Task instructions = For each line below that contains the string "Expires", copy that line.

Items from an interface collection
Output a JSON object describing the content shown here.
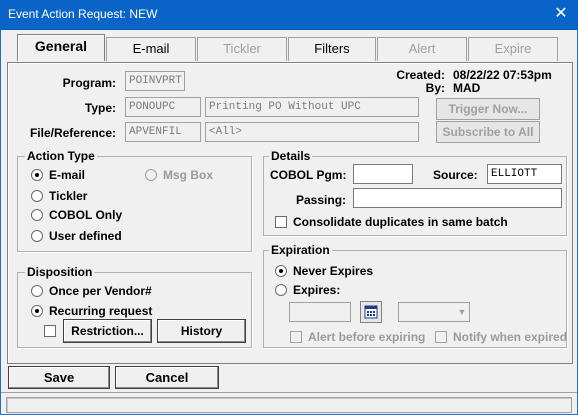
{
  "window": {
    "title": "Event Action Request: NEW",
    "close_glyph": "✕"
  },
  "tabs": [
    "General",
    "E-mail",
    "Tickler",
    "Filters",
    "Alert",
    "Expire"
  ],
  "header": {
    "program_label": "Program:",
    "program_value": "POINVPRT",
    "type_label": "Type:",
    "type_code": "PONOUPC",
    "type_desc": "Printing PO Without UPC",
    "file_label": "File/Reference:",
    "file_value": "APVENFIL",
    "file_ref": "<All>",
    "created_label": "Created:",
    "created_value": "08/22/22 07:53pm",
    "by_label": "By:",
    "by_value": "MAD",
    "trigger_button": "Trigger Now...",
    "subscribe_button": "Subscribe to All"
  },
  "action_type": {
    "title": "Action Type",
    "options": [
      "E-mail",
      "Tickler",
      "COBOL Only",
      "User defined"
    ],
    "msgbox_label": "Msg Box",
    "selected": "E-mail"
  },
  "disposition": {
    "title": "Disposition",
    "options": [
      "Once per Vendor#",
      "Recurring request"
    ],
    "selected": "Recurring request",
    "restriction_button": "Restriction...",
    "history_button": "History"
  },
  "details": {
    "title": "Details",
    "cobol_label": "COBOL Pgm:",
    "cobol_value": "",
    "source_label": "Source:",
    "source_value": "ELLIOTT",
    "passing_label": "Passing:",
    "passing_value": "",
    "consolidate_label": "Consolidate duplicates in same batch"
  },
  "expiration": {
    "title": "Expiration",
    "never_label": "Never Expires",
    "expires_label": "Expires:",
    "selected": "Never Expires",
    "alert_label": "Alert before expiring",
    "notify_label": "Notify when expired"
  },
  "footer": {
    "save_button": "Save",
    "cancel_button": "Cancel"
  },
  "colors": {
    "titlebar": "#0a64c8",
    "background": "#f0f0f0",
    "disabled_text": "#a0a0a0"
  }
}
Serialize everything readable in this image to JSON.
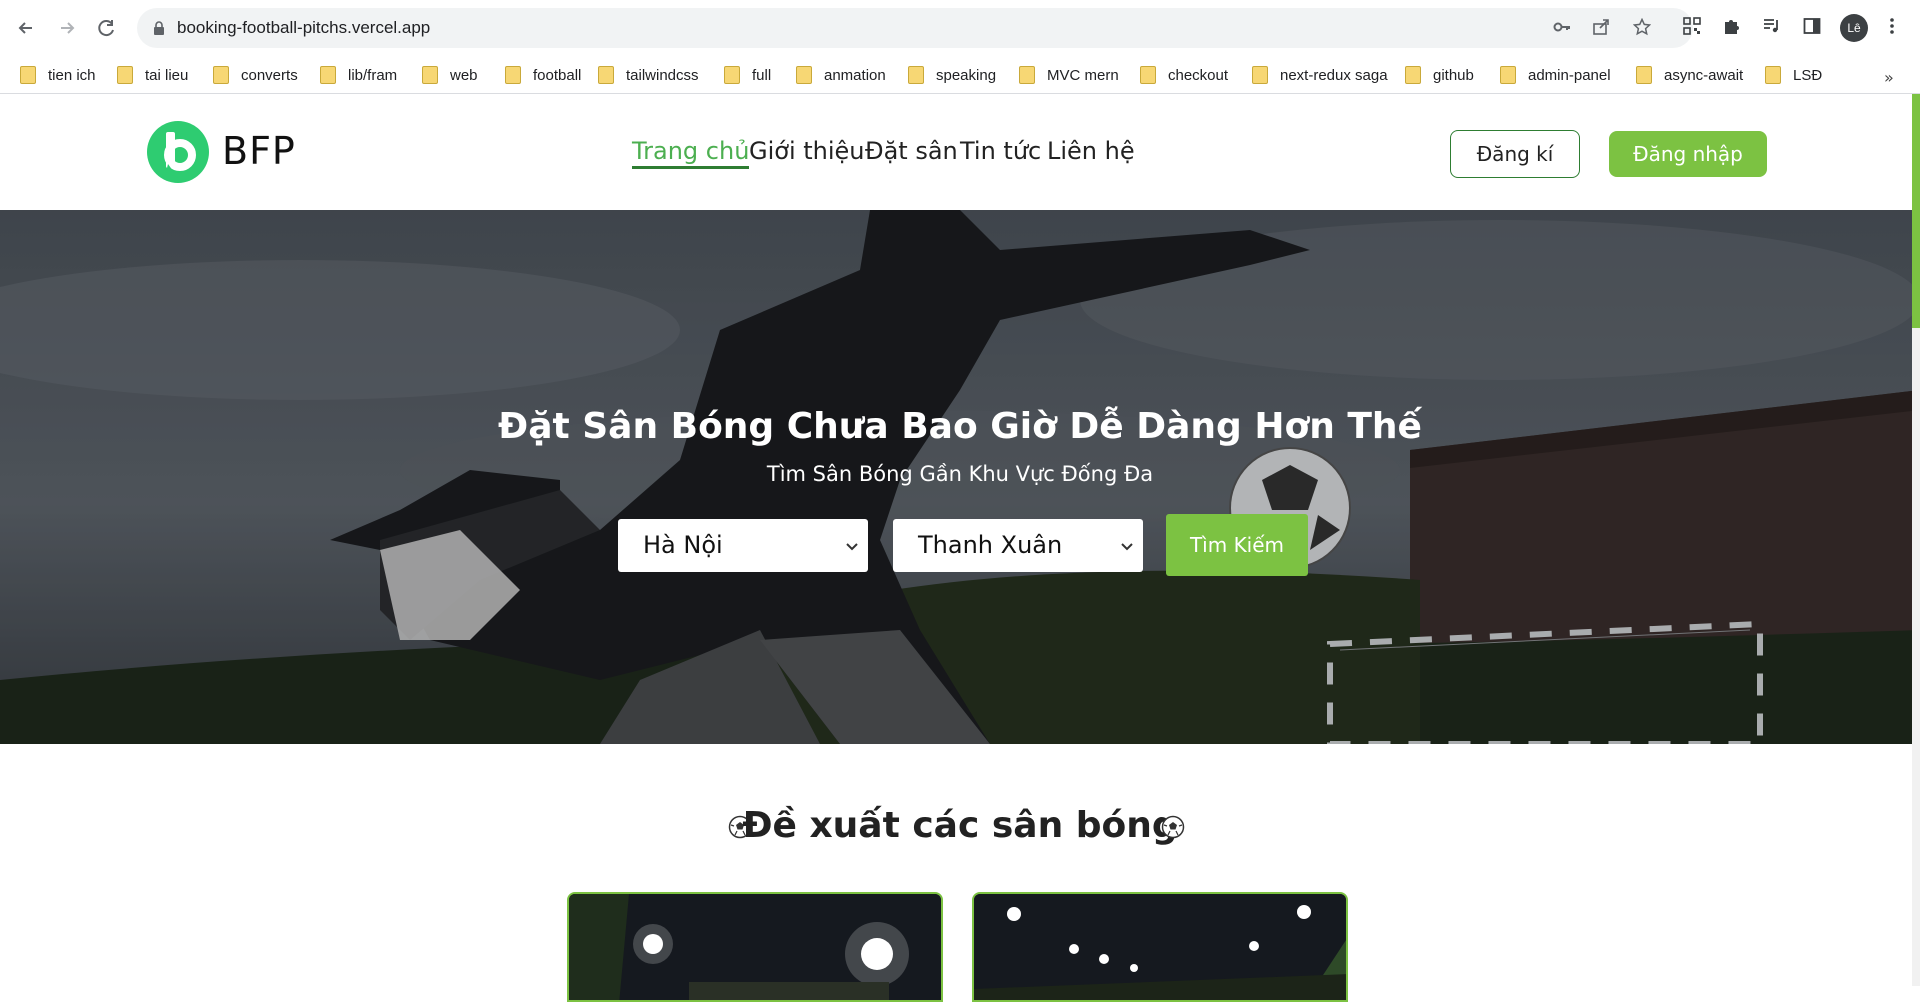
{
  "browser": {
    "url": "booking-football-pitchs.vercel.app",
    "avatar_label": "Lê",
    "icons": [
      "back-arrow-icon",
      "forward-arrow-icon",
      "reload-icon",
      "lock-icon",
      "key-icon",
      "share-icon",
      "star-icon",
      "qr-icon",
      "puzzle-icon",
      "media-icon",
      "sidebar-icon",
      "kebab-menu-icon"
    ]
  },
  "bookmarks": [
    {
      "label": "tien ich"
    },
    {
      "label": "tai lieu"
    },
    {
      "label": "converts"
    },
    {
      "label": "lib/fram"
    },
    {
      "label": "web"
    },
    {
      "label": "football"
    },
    {
      "label": "tailwindcss"
    },
    {
      "label": "full"
    },
    {
      "label": "anmation"
    },
    {
      "label": "speaking"
    },
    {
      "label": "MVC mern"
    },
    {
      "label": "checkout"
    },
    {
      "label": "next-redux saga"
    },
    {
      "label": "github"
    },
    {
      "label": "admin-panel"
    },
    {
      "label": "async-await"
    },
    {
      "label": "LSĐ"
    }
  ],
  "header": {
    "brand": "BFP",
    "nav": [
      {
        "label": "Trang chủ",
        "active": true
      },
      {
        "label": "Giới thiệu",
        "active": false
      },
      {
        "label": "Đặt sân",
        "active": false
      },
      {
        "label": "Tin tức",
        "active": false
      },
      {
        "label": "Liên hệ",
        "active": false
      }
    ],
    "register_label": "Đăng kí",
    "login_label": "Đăng nhập"
  },
  "hero": {
    "title": "Đặt Sân Bóng Chưa Bao Giờ Dễ Dàng Hơn Thế",
    "subtitle": "Tìm Sân Bóng Gần Khu Vực Đống Đa",
    "city_value": "Hà Nội",
    "district_value": "Thanh Xuân",
    "search_label": "Tìm Kiếm"
  },
  "section": {
    "title": "Đề xuất các sân bóng"
  },
  "colors": {
    "accent": "#7cc242",
    "nav_active": "#4caf50",
    "logo": "#2ecc71"
  }
}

Your response =
    "never_label": "Never Expires",
    "expires_label": "Expires:",
    "selected": "Never Expires",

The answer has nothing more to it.